*Task requirements*
Could you copy every record below exactly as it stands?

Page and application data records
=== Section Start ===

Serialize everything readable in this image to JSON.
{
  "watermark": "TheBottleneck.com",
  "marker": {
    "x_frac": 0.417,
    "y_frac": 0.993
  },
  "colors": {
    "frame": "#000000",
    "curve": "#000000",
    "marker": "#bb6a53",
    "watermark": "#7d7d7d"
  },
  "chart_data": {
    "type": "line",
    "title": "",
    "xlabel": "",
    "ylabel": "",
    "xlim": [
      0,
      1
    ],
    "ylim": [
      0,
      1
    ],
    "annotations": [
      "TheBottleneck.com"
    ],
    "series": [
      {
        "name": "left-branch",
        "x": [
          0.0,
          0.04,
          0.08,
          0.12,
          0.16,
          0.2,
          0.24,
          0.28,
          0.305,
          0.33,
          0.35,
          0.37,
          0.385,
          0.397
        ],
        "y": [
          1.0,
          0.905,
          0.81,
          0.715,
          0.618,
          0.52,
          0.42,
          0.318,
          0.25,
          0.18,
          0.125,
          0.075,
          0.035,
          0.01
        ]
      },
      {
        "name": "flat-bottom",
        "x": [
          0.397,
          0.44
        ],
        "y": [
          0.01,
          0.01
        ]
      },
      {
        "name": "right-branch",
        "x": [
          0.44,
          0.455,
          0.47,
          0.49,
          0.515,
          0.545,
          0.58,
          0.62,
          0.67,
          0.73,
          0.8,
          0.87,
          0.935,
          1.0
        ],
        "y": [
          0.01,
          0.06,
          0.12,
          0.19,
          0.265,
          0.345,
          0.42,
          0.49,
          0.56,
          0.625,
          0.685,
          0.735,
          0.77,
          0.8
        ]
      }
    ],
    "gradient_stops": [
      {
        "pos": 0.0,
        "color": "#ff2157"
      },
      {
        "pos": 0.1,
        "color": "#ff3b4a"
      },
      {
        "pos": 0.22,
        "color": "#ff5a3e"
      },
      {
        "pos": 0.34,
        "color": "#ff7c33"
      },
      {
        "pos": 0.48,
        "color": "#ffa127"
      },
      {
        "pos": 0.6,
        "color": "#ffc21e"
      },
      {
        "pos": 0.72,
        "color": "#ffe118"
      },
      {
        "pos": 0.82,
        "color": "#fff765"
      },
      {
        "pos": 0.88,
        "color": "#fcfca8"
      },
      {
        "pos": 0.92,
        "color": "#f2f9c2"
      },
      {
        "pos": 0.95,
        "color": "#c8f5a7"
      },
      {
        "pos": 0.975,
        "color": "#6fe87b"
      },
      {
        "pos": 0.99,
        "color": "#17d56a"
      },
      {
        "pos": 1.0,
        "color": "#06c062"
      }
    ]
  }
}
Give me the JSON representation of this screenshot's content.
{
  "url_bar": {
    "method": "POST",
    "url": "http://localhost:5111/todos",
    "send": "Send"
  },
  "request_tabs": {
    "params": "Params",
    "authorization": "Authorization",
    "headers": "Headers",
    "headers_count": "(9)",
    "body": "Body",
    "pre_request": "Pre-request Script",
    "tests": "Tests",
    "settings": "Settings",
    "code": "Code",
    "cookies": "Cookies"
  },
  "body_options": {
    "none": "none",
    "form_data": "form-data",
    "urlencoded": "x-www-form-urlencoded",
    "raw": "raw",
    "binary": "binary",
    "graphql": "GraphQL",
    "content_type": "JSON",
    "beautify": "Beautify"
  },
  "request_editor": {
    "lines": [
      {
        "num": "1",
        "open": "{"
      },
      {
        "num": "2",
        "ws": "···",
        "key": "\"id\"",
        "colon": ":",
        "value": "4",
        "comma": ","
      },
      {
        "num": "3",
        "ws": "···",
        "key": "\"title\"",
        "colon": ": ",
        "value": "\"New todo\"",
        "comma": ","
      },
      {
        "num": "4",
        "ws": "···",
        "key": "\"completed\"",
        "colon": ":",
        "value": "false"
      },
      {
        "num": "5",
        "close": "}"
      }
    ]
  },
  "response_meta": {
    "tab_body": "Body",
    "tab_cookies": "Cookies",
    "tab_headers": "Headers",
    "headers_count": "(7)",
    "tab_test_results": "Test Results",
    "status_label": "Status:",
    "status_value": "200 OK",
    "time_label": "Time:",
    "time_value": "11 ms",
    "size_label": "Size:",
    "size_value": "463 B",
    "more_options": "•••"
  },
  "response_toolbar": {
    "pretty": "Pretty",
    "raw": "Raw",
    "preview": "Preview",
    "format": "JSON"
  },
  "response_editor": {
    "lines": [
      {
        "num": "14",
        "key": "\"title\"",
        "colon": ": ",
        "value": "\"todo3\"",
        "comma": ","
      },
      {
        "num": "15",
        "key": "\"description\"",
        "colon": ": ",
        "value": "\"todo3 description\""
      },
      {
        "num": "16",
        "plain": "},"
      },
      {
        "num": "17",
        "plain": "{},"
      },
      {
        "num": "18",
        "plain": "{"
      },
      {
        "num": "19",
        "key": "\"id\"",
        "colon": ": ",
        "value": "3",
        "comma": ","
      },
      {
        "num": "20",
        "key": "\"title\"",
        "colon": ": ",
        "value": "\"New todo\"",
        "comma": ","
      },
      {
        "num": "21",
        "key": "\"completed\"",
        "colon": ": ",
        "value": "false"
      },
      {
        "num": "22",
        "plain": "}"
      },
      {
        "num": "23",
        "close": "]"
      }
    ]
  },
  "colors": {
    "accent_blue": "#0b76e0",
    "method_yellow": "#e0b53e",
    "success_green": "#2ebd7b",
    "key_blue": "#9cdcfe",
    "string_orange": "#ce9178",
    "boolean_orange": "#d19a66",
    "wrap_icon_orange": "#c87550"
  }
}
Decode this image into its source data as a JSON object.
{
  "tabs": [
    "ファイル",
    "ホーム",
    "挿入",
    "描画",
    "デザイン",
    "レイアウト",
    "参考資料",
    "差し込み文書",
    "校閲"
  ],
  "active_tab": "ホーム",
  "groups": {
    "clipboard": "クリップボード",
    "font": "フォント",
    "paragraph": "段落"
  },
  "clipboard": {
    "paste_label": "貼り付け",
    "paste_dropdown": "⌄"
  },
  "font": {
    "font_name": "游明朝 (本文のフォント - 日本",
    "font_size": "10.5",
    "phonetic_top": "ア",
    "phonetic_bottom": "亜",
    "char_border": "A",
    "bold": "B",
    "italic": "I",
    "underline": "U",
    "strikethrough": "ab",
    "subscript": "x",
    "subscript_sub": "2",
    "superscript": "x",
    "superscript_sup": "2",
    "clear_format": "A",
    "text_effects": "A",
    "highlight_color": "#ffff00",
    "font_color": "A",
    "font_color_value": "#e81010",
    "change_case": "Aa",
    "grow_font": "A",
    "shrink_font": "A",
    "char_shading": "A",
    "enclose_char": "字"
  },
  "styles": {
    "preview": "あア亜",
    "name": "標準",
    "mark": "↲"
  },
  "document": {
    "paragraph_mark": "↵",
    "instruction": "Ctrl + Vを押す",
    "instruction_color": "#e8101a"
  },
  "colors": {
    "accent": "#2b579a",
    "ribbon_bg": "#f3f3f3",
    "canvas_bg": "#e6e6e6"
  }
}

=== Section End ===

*Answer to this problem*
Serialize everything readable in this image to JSON.
{
  "watermark": "TheBottleneck.com",
  "marker": {
    "x_frac": 0.417,
    "y_frac": 0.993
  },
  "colors": {
    "frame": "#000000",
    "curve": "#000000",
    "marker": "#bb6a53",
    "watermark": "#7d7d7d"
  },
  "chart_data": {
    "type": "line",
    "title": "",
    "xlabel": "",
    "ylabel": "",
    "xlim": [
      0,
      1
    ],
    "ylim": [
      0,
      1
    ],
    "annotations": [
      "TheBottleneck.com"
    ],
    "series": [
      {
        "name": "left-branch",
        "x": [
          0.0,
          0.04,
          0.08,
          0.12,
          0.16,
          0.2,
          0.24,
          0.28,
          0.305,
          0.33,
          0.35,
          0.37,
          0.385,
          0.397
        ],
        "y": [
          1.0,
          0.905,
          0.81,
          0.715,
          0.618,
          0.52,
          0.42,
          0.318,
          0.25,
          0.18,
          0.125,
          0.075,
          0.035,
          0.01
        ]
      },
      {
        "name": "flat-bottom",
        "x": [
          0.397,
          0.44
        ],
        "y": [
          0.01,
          0.01
        ]
      },
      {
        "name": "right-branch",
        "x": [
          0.44,
          0.455,
          0.47,
          0.49,
          0.515,
          0.545,
          0.58,
          0.62,
          0.67,
          0.73,
          0.8,
          0.87,
          0.935,
          1.0
        ],
        "y": [
          0.01,
          0.06,
          0.12,
          0.19,
          0.265,
          0.345,
          0.42,
          0.49,
          0.56,
          0.625,
          0.685,
          0.735,
          0.77,
          0.8
        ]
      }
    ],
    "gradient_stops": [
      {
        "pos": 0.0,
        "color": "#ff2157"
      },
      {
        "pos": 0.1,
        "color": "#ff3b4a"
      },
      {
        "pos": 0.22,
        "color": "#ff5a3e"
      },
      {
        "pos": 0.34,
        "color": "#ff7c33"
      },
      {
        "pos": 0.48,
        "color": "#ffa127"
      },
      {
        "pos": 0.6,
        "color": "#ffc21e"
      },
      {
        "pos": 0.72,
        "color": "#ffe118"
      },
      {
        "pos": 0.82,
        "color": "#fff765"
      },
      {
        "pos": 0.88,
        "color": "#fcfca8"
      },
      {
        "pos": 0.92,
        "color": "#f2f9c2"
      },
      {
        "pos": 0.95,
        "color": "#c8f5a7"
      },
      {
        "pos": 0.975,
        "color": "#6fe87b"
      },
      {
        "pos": 0.99,
        "color": "#17d56a"
      },
      {
        "pos": 1.0,
        "color": "#06c062"
      }
    ]
  }
}
Give me the JSON representation of this screenshot's content.
{
  "url_bar": {
    "method": "POST",
    "url": "http://localhost:5111/todos",
    "send": "Send"
  },
  "request_tabs": {
    "params": "Params",
    "authorization": "Authorization",
    "headers": "Headers",
    "headers_count": "(9)",
    "body": "Body",
    "pre_request": "Pre-request Script",
    "tests": "Tests",
    "settings": "Settings",
    "code": "Code",
    "cookies": "Cookies"
  },
  "body_options": {
    "none": "none",
    "form_data": "form-data",
    "urlencoded": "x-www-form-urlencoded",
    "raw": "raw",
    "binary": "binary",
    "graphql": "GraphQL",
    "content_type": "JSON",
    "beautify": "Beautify"
  },
  "request_editor": {
    "lines": [
      {
        "num": "1",
        "open": "{"
      },
      {
        "num": "2",
        "ws": "···",
        "key": "\"id\"",
        "colon": ":",
        "value": "4",
        "comma": ","
      },
      {
        "num": "3",
        "ws": "···",
        "key": "\"title\"",
        "colon": ": ",
        "value": "\"New todo\"",
        "comma": ","
      },
      {
        "num": "4",
        "ws": "···",
        "key": "\"completed\"",
        "colon": ":",
        "value": "false"
      },
      {
        "num": "5",
        "close": "}"
      }
    ]
  },
  "response_meta": {
    "tab_body": "Body",
    "tab_cookies": "Cookies",
    "tab_headers": "Headers",
    "headers_count": "(7)",
    "tab_test_results": "Test Results",
    "status_label": "Status:",
    "status_value": "200 OK",
    "time_label": "Time:",
    "time_value": "11 ms",
    "size_label": "Size:",
    "size_value": "463 B",
    "more_options": "•••"
  },
  "response_toolbar": {
    "pretty": "Pretty",
    "raw": "Raw",
    "preview": "Preview",
    "format": "JSON"
  },
  "response_editor": {
    "lines": [
      {
        "num": "14",
        "key": "\"title\"",
        "colon": ": ",
        "value": "\"todo3\"",
        "comma": ","
      },
      {
        "num": "15",
        "key": "\"description\"",
        "colon": ": ",
        "value": "\"todo3 description\""
      },
      {
        "num": "16",
        "plain": "},"
      },
      {
        "num": "17",
        "plain": "{},"
      },
      {
        "num": "18",
        "plain": "{"
      },
      {
        "num": "19",
        "key": "\"id\"",
        "colon": ": ",
        "value": "3",
        "comma": ","
      },
      {
        "num": "20",
        "key": "\"title\"",
        "colon": ": ",
        "value": "\"New todo\"",
        "comma": ","
      },
      {
        "num": "21",
        "key": "\"completed\"",
        "colon": ": ",
        "value": "false"
      },
      {
        "num": "22",
        "plain": "}"
      },
      {
        "num": "23",
        "close": "]"
      }
    ]
  },
  "colors": {
    "accent_blue": "#0b76e0",
    "method_yellow": "#e0b53e",
    "success_green": "#2ebd7b",
    "key_blue": "#9cdcfe",
    "string_orange": "#ce9178",
    "boolean_orange": "#d19a66",
    "wrap_icon_orange": "#c87550"
  }
}
Decode this image into its source data as a JSON object.
{
  "tabs": [
    "ファイル",
    "ホーム",
    "挿入",
    "描画",
    "デザイン",
    "レイアウト",
    "参考資料",
    "差し込み文書",
    "校閲"
  ],
  "active_tab": "ホーム",
  "groups": {
    "clipboard": "クリップボード",
    "font": "フォント",
    "paragraph": "段落"
  },
  "clipboard": {
    "paste_label": "貼り付け",
    "paste_dropdown": "⌄"
  },
  "font": {
    "font_name": "游明朝 (本文のフォント - 日本",
    "font_size": "10.5",
    "phonetic_top": "ア",
    "phonetic_bottom": "亜",
    "char_border": "A",
    "bold": "B",
    "italic": "I",
    "underline": "U",
    "strikethrough": "ab",
    "subscript": "x",
    "subscript_sub": "2",
    "superscript": "x",
    "superscript_sup": "2",
    "clear_format": "A",
    "text_effects": "A",
    "highlight_color": "#ffff00",
    "font_color": "A",
    "font_color_value": "#e81010",
    "change_case": "Aa",
    "grow_font": "A",
    "shrink_font": "A",
    "char_shading": "A",
    "enclose_char": "字"
  },
  "styles": {
    "preview": "あア亜",
    "name": "標準",
    "mark": "↲"
  },
  "document": {
    "paragraph_mark": "↵",
    "instruction": "Ctrl + Vを押す",
    "instruction_color": "#e8101a"
  },
  "colors": {
    "accent": "#2b579a",
    "ribbon_bg": "#f3f3f3",
    "canvas_bg": "#e6e6e6"
  }
}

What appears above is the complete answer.